“There are always competing priorities for communication teams, but focusing on the relationships at work and the outcome you're looking for will always be key.”
The struggle against irrelevant content and channel proliferation, promotes a more quality-centric approach. The indispensable role of repetition, presented diversely, is highlighted by Jenni as a cornerstone for optimal audience understanding. These insights serve as a compass for communication teams navigating evolving workplace dynamics.
9. The importance of thoughtful departures
Hebba Youssef underscores the importance of thoughtful departures, urging organizations to plan goodbyes carefully to avoid public drama. Unity, good governance, and mastering the art of saying goodbye are crucial elements in navigating the communication dance.
“The lack of proper planning and comms about this type of departure can backfire VERY quickly and VERY publicly. ”
Here's what we can learn from this: Stick together as a team, tackle any board dysfunction head-on for a healthier workplace, and plan those goodbyes carefully to avoid public drama. Keep it short and sweet, be a friendly guide as you navigate the communication dance in today's ever-changing corporate world. Success comes from unity, good governance, and mastering the art of saying goodbye.
10. You’re going to have to get used to posting. A lot
Daren Jennings draws attention to the common thread among generations—being tech natives with a penchant for short-form content. The advice to get used to prolific posting is rooted in the understanding that the modern audience, from Millennials to Gen Z and beyond, is accustomed to consuming information in bite-sized formats. If internal communications are restricted to lengthy newsletters or infrequent long articles, organizations risk losing their audience's attention.
First it was the terror of the dreaded Millennials, now it’s Gen Z, in a few years it will be another generation. But what all of these groups have in common is being tech natives who consume a huge amount of short-form content in their personal lives.

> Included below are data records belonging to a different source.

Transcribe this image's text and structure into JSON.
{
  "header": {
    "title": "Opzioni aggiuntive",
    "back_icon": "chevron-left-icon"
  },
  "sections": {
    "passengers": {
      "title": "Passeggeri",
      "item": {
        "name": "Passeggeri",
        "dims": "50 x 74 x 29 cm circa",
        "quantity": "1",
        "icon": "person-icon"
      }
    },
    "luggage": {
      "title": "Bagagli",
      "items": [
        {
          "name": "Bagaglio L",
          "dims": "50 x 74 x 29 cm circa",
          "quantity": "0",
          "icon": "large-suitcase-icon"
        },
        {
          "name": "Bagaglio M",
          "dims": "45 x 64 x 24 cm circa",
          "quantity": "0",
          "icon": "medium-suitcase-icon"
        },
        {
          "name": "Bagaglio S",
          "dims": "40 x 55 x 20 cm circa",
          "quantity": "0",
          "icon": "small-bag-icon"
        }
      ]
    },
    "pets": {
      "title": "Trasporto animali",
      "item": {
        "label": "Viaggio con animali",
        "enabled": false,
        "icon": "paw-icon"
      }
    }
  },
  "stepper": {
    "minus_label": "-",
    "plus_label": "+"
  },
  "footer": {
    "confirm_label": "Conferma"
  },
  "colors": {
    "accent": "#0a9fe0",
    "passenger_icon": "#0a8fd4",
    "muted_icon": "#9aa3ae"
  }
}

To maintain engagement, internal communicators must adapt to the rhythm of frequent and concise content delivery, ensuring that the message resonates with the fast-paced, content-rich environments that define contemporary digital communication.